Unsuspicious MindsHBO’s new two-part Elvis documentary offers a treasure trove of footage but whitewashes some aspects of his story.
A Quiet Place Can Only Be Fully Experienced in the TheaterJohn Krasinski’s inventive thriller—in which aliens attack anything that makes a sound—rewards those who sit in silence.
You Were Never Really Here Hits You Like a HammerLynne Ramsay’s new thriller may be a blunt instrument, but she knows exactly where she wants to strike.
Steven Soderbergh’s Unsane Wants to Make You Feel CrazyIs Claire Foy being gaslighted, or is it you?
The New Tomb Raider Finds a Different Way of Admiring Female BodiesIn the thrilling new video game adaptation—whoever thought we’d say that?—the pleasure is in seeing all that Alicia Vikander’s Lara Croft can do.
The Strangers: Prey at Night’s Only Value Is as a Reminder of What Made the Original a MasterpieceThe sequel is as determined to lean into well-worn horror-movie tropes as the original film was to invert them.
Game Night Is a Team Effort, but Rachel McAdams Is the Big WinnerRachel McAdams and Jason Bateman ground an increasingly outlandish satire.
Annihilation Wants to Be the Ultimate Trip, but It’s Not Always Clear Where It’s GoingThe new film from Ex Machina writer-director Alex Garland has a contempt for clichés but can’t always find something satisfying to replace them.
Early Man Shows That Primitive Technologies Can Still Achieve WondersThe new movie from the team behind Wallace and Gromit and Chicken Run is a plasticine tribute to the Pleistocene era.
The 15:17 to Paris Is Such a Meandering, Tedious Ride It’s Almost Avant-GardeClint Eastwood’s latest never finds its greater purpose.
Oscar Nominee A Fantastic Woman Tells a Different Kind of Trans StoryFocusing its camera on trans actress Daniela Vega, the Chilean drama allows us to see not an actorly transformation but a fully formed person.
The King vs. the “Reality Star Fool”The King, Eugene Jarecki’s latest documentary, compares the glorious ascendance and pitiful demise of Elvis Presley to the Trump era.
Finally, a Sensitive Portrayal of Both Autistic Women and Star Trek FansPlease Stand By boldly goes where too few films have gone before.
Don’t Let Anyone Stop You From Seeing BlockersThis comedy about the sexual desires of teenage girls is uproarious, irreverent, and surprisingly progressive.
Ready Player One Is a Feat of State-of-the-Art Pop Culture Navel-GazingIt’s juvenile, but Steven Spielberg’s TurboGrafx set pieces are worth your tokens.
Wes Anderson’s Talking-Canine Picture Isle of Dogs Feels As Real As Any of His MoviesThe filmmaker may be most at home with stop-motion puppets, but his latest shows he’s not afraid to get political.
The Task Is a Movie That Makes You Feel Like You’re Being WatchedThe task is to discover what The Task is.
A Wrinkle in Time Is Less Subtle Than a Tesseract, but It Finds Moments of Humanity When It CanIf you’re a tween, or able to tap into your inner tween, you just might fall for it.
Feminism Has Done Worse Than Jennifer Lawrence’s Red SparrowThe new spy thriller tries to reclaim the femme fatale, but it’s more interested in women’s bodies than in their experiences.
Watching Netflix’s Mute Is Like Counting Electric SheepDuncan Jones’ dream project was hyped as a daring spiritual sequel to Blade Runner.
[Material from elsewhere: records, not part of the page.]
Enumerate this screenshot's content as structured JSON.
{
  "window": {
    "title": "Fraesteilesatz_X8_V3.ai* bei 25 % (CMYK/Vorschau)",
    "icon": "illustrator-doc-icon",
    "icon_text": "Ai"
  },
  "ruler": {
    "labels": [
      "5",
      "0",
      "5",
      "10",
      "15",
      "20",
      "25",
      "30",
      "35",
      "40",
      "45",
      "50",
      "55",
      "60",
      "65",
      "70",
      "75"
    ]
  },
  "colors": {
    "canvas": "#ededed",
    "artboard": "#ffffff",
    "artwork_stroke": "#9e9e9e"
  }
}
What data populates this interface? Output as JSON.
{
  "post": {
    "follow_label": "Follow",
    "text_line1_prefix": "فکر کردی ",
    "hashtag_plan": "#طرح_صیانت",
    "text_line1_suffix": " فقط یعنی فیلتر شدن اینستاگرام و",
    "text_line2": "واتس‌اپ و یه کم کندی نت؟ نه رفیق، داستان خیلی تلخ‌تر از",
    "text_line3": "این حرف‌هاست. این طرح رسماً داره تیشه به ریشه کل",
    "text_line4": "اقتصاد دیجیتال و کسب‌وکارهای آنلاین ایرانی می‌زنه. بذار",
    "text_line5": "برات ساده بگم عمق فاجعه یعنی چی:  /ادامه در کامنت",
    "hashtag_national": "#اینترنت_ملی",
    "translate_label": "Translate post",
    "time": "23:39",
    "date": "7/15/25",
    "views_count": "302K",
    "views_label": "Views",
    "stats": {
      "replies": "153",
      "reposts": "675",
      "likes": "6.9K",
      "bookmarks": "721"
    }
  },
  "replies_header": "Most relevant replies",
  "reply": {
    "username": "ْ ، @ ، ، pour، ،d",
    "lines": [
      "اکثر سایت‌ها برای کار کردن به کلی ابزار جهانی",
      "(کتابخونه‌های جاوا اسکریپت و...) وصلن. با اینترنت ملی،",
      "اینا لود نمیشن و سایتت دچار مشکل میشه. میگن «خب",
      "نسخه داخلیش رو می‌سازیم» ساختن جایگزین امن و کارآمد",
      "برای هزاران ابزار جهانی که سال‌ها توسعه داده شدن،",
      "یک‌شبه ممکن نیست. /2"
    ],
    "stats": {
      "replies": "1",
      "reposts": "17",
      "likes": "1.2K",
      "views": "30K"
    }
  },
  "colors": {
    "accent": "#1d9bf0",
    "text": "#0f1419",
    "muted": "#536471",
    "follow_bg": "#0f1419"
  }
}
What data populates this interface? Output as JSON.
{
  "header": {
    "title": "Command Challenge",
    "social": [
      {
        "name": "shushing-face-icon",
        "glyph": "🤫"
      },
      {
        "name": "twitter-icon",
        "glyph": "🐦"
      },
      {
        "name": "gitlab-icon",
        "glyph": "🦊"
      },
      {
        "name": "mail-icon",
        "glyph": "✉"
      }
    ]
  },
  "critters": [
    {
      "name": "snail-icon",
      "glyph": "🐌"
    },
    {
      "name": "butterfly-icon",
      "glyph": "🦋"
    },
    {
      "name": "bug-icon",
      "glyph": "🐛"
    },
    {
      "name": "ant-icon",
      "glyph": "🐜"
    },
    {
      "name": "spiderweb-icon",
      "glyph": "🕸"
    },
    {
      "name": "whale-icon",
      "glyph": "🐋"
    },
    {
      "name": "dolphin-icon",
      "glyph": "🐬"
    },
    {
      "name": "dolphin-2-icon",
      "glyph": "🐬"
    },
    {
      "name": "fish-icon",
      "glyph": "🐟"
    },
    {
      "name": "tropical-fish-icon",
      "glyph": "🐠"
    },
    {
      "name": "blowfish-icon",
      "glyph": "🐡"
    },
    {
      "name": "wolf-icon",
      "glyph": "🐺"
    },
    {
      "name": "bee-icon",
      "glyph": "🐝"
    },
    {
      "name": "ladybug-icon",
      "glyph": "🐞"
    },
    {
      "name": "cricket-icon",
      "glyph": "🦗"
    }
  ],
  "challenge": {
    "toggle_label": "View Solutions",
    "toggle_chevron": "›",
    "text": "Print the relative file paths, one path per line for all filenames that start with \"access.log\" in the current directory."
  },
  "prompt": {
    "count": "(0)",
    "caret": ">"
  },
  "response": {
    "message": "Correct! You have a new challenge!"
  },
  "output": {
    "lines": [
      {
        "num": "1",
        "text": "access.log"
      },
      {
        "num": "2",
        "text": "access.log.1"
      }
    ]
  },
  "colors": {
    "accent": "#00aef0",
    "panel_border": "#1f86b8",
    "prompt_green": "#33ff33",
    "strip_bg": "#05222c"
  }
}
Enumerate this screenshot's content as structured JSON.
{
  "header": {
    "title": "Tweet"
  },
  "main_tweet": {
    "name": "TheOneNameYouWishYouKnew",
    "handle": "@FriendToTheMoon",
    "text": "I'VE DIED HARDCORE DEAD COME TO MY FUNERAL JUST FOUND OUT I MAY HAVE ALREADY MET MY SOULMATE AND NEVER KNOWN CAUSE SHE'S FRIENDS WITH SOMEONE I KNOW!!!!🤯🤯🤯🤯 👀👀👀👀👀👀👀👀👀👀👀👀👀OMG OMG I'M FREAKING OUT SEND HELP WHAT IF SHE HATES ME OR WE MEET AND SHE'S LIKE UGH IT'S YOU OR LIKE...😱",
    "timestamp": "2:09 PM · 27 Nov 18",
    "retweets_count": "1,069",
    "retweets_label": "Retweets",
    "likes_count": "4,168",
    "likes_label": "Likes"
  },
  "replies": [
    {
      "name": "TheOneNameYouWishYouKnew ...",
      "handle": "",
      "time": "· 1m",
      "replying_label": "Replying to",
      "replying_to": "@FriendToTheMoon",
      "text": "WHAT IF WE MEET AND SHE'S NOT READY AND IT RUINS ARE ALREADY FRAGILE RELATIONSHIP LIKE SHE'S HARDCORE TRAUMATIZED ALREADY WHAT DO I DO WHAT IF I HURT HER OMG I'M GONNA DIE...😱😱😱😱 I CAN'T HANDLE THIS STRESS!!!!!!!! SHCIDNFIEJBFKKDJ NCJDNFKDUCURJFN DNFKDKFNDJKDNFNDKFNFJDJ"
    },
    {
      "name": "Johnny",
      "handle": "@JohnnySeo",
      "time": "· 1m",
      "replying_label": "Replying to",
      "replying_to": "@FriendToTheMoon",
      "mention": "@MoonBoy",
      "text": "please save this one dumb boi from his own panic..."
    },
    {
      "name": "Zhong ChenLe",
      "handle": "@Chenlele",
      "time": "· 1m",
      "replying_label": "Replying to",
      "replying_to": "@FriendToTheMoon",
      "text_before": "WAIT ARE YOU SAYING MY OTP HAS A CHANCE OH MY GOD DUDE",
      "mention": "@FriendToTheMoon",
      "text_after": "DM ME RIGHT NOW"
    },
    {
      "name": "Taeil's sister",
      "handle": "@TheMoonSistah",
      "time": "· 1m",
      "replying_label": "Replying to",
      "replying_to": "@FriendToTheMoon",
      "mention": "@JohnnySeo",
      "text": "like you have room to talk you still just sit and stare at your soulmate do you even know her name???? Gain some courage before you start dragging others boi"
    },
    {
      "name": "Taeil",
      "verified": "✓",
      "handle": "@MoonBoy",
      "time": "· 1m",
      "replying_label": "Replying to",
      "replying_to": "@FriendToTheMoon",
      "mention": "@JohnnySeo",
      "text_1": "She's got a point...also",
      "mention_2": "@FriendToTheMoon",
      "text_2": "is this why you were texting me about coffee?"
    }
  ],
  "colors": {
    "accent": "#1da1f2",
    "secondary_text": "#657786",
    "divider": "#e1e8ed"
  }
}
Instead it just feels like a retread.
Black Panther Is a Marvel Movie Superpowered by Its IdeasIt isn’t just great for what it is. It’s great for what it says.
Fifty Shades Freed Is Basically Just Constant Boning, Which Is GreatEven if it occasionally gets distracted by things like plot.
A Fantastic Woman Shows That Trans Stories Are Not Just Transition StoriesUnlike so many movies about the trans experience, this Oscar nominee makes a point of showing its protagonist only as she always was.
A Futile and Stupid Gesture Fails to Capture the Spirit of the National LampoonDavid Wain’s Netflix movie about Doug Kenney can’t decide whether it’s a solemn biopic or an Animal House–esque farce.
Kangaroo: A Love-Hate Story Examines Australians’ Relationship With the National Icon They Both Love and EatHow did such an innately lovable, national icon come to be considered a pest?
The Tale Is the Perfect Movie for Our #MeToo MomentThe film that left Sundance shell-shocked blurs the lines between fiction and nonfiction, past and present, victim and hero.